+++ Supplied material +++

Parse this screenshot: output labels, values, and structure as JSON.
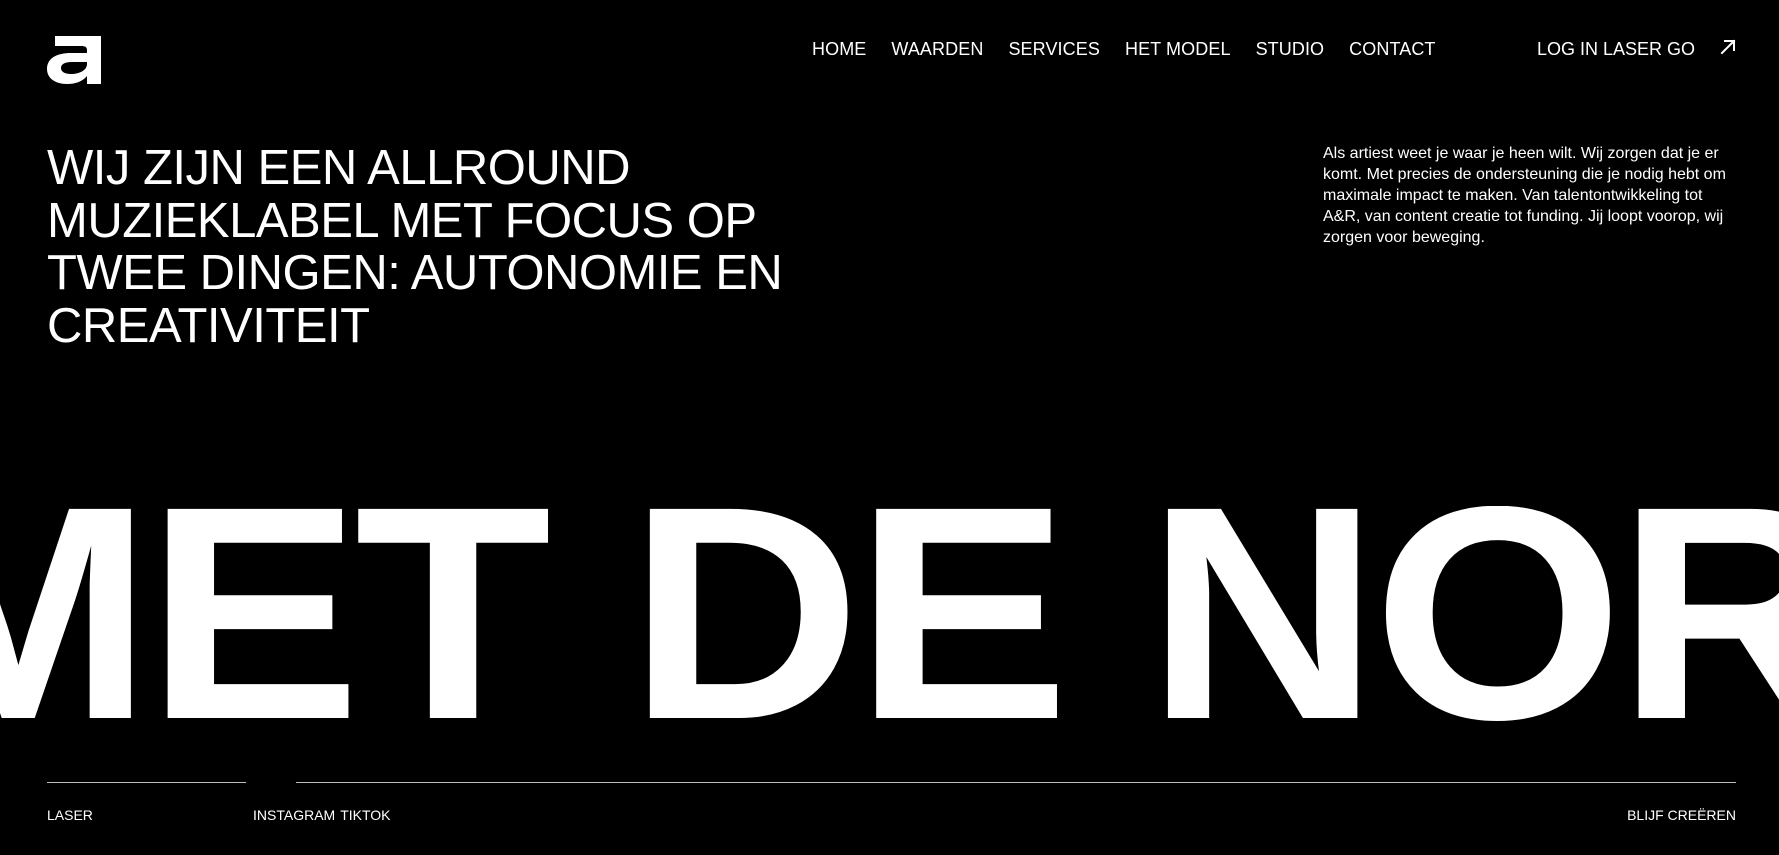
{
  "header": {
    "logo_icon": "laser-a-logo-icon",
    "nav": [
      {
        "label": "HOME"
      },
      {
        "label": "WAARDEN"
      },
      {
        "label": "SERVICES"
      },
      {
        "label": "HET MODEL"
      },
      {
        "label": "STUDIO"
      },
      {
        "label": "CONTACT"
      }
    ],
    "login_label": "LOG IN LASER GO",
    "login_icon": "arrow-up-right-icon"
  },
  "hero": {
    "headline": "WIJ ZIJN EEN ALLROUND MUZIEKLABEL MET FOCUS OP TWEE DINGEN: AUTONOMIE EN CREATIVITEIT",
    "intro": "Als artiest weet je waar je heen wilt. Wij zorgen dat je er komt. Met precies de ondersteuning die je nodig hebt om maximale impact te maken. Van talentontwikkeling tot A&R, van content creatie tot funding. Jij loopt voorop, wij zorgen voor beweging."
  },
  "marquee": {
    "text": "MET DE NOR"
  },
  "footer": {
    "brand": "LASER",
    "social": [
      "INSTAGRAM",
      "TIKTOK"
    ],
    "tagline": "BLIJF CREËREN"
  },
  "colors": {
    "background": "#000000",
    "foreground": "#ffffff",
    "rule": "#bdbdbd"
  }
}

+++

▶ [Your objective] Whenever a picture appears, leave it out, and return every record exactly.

▶ [Exercise output]
Parse this screenshot: output labels, values, and structure as JSON.
{
  "header": {
    "logo_icon": "laser-a-logo-icon",
    "nav": [
      {
        "label": "HOME"
      },
      {
        "label": "WAARDEN"
      },
      {
        "label": "SERVICES"
      },
      {
        "label": "HET MODEL"
      },
      {
        "label": "STUDIO"
      },
      {
        "label": "CONTACT"
      }
    ],
    "login_label": "LOG IN LASER GO",
    "login_icon": "arrow-up-right-icon"
  },
  "hero": {
    "headline": "WIJ ZIJN EEN ALLROUND MUZIEKLABEL MET FOCUS OP TWEE DINGEN: AUTONOMIE EN CREATIVITEIT",
    "intro": "Als artiest weet je waar je heen wilt. Wij zorgen dat je er komt. Met precies de ondersteuning die je nodig hebt om maximale impact te maken. Van talentontwikkeling tot A&R, van content creatie tot funding. Jij loopt voorop, wij zorgen voor beweging."
  },
  "marquee": {
    "text": "MET DE NOR"
  },
  "footer": {
    "brand": "LASER",
    "social": [
      "INSTAGRAM",
      "TIKTOK"
    ],
    "tagline": "BLIJF CREËREN"
  },
  "colors": {
    "background": "#000000",
    "foreground": "#ffffff",
    "rule": "#bdbdbd"
  }
}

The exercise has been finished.